During the past decade, MnDOT has been developing solar projects and actively pursuing cost-effective energy-efficiency measures. Among the potentially effective innovations the agency has considered is adding solar panels to noise barriers and snow fences, transforming these single-function installations to multifunction installations. The electricity generated from this practice could offset installation costs and eventually generate revenue for other purposes.
MnDOT has hundreds of noise barriers and the need for thousands of miles of snow fencing. The surfaces of these structures could accommodate more than 1,000 300-watt solar panels per mile, which could potentially generate hundreds of thousands of kilowatt-hours of energy each year for each mile of panels. This energy gain has the potential to reduce some of the installation cost of these structures through power purchase agreements with utility companies and produce a possible surplus after several years.
“Minnesota’s long miles of snow fences and hundreds of noise barriers could be doing double duty, performing their first function while harvesting solar energy simultaneously.
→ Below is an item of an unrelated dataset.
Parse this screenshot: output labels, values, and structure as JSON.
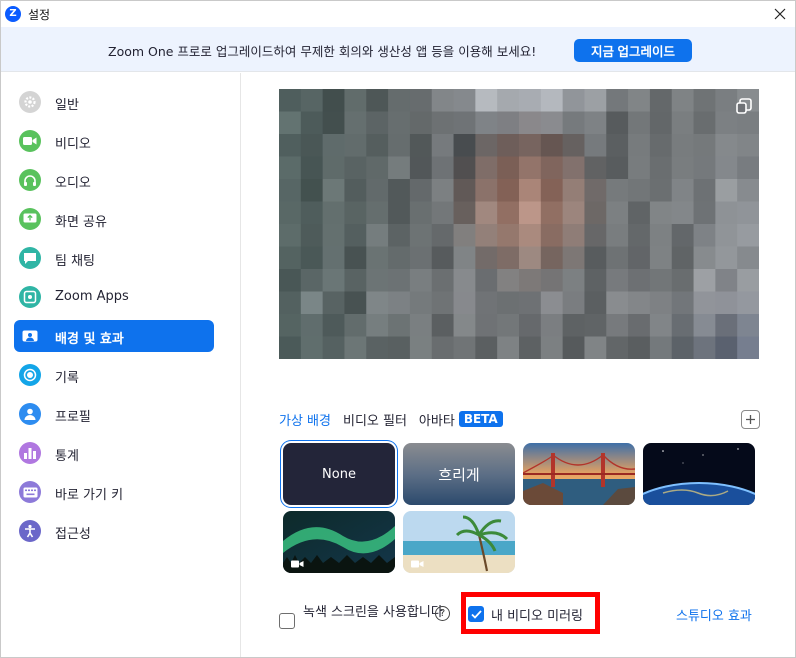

This project’s comprehensive investigations show that possibility is real and reachable,” said Mijia Yang, associate professor, Department of Civil, Construction and Environmental Engineering, North Dakota State University.
More information was needed by MnDOT about implementing this concept, including public perceptions, system design, connections to public utilities and cost–benefit projections.
What Was Our Goal?
The project’s goal was to investigate the feasibility of installing photovoltaic (PV) panels on noise barriers and snow fences as add-on pieces or in integrated designs. The project’s overall objective was to provide a comprehensive proof of concept to determine if the idea was sound—socially, economically and functionally—and a reasonable route for MnDOT and local agencies to take.
What Did We Do?
According to the Federal Highway Administration, using the highway right of way for public utilities facilities is in the public interest. Consequently, many states have implemented PV demonstration projects, which researchers examined through a literature search of PV projects completed by transportation agencies.
To learn stakeholders’ opinion of using PV panels with noise barriers and snow fences, researchers distributed online surveys to members of more than 50 households familiar with noise barrier walls and representatives from 21 utility companies. They also interviewed 20 landowners with farmland where snow fences could be installed.
The research team then constructed a prototype solar noise barrier and snow fence system. Because the system would be near traffic and could influence safety, researchers conducted laboratory testing and computer modeling to investigate the possible effects of these systems and regulatory aspects of implementation, including:
- Effect of solar panels on noise barrier performance
- Potential for glare from the solar panels, which could hinder motorists
- Change in the effectiveness of PV snow fence in reducing blowing and drifting snow
- Impact on traffic safety resulting from vehicle collisions with solar panels
- Potential electrical hazards to motorists involved in a crash with a solar highway system
The team developed a system of electrical connections between panels. To attach the system to the power grid, they designed a controller and inverter system to convert the system’s DC voltage to an AC charge usable by the local utility company. Researchers also created a cost–benefit model to calculate breakeven points for the system under various scenarios.
What Did We Learn?
The literature search revealed that many states have installed PV demonstration projects, and PV panels on noise barriers have been investigated in Europe, but researchers found no projects resembling this effort.
The surveys showed the general public was overwhelmingly positive about the concept (90%); however, that percentage dropped to about half if solar panels reduced noise barrier effectiveness.
“Harvesting solar energy from right of way structures was shown to be within our reach through this project, which asked and answered important questions and showed a clear path forward,” said Daniel Gullickson, blowing snow control supervisor, MnDOT Operations Division.
Testing showed that the prototype performed its functions seamlessly as it also gathered solar energy to convey to the power grid. Computer modeling of PV panels on noise barriers showed the noise dampening effect of barriers would be reduced only 2%. A simulation of sunlight glaring revealed a minimum of glare (373 minutes per year) for the system. In addition, fluid analysis of snow motion indicated that terrain most affected performance, not the solar panels. In the lab, low- and high-velocity impacts to the PV panels recorded with a high-resolution camera showed that fragments from broken panels moved relatively slowly and did not pose a safety hazard to travelers. Further, the system was not an electrocution hazard.
The team’s cost–benefit analysis indicated that in some installations, the system could reach the breakeven point in less than a year.
Researchers would like to build a quarter mile of solar snow fence near Moorhead, Minnesota, with the help of MnDOT engineers if the agency approves the project. Implementing the current project’s findings will require collaboration across the agency to understand the technical, regulatory and environmental aspects.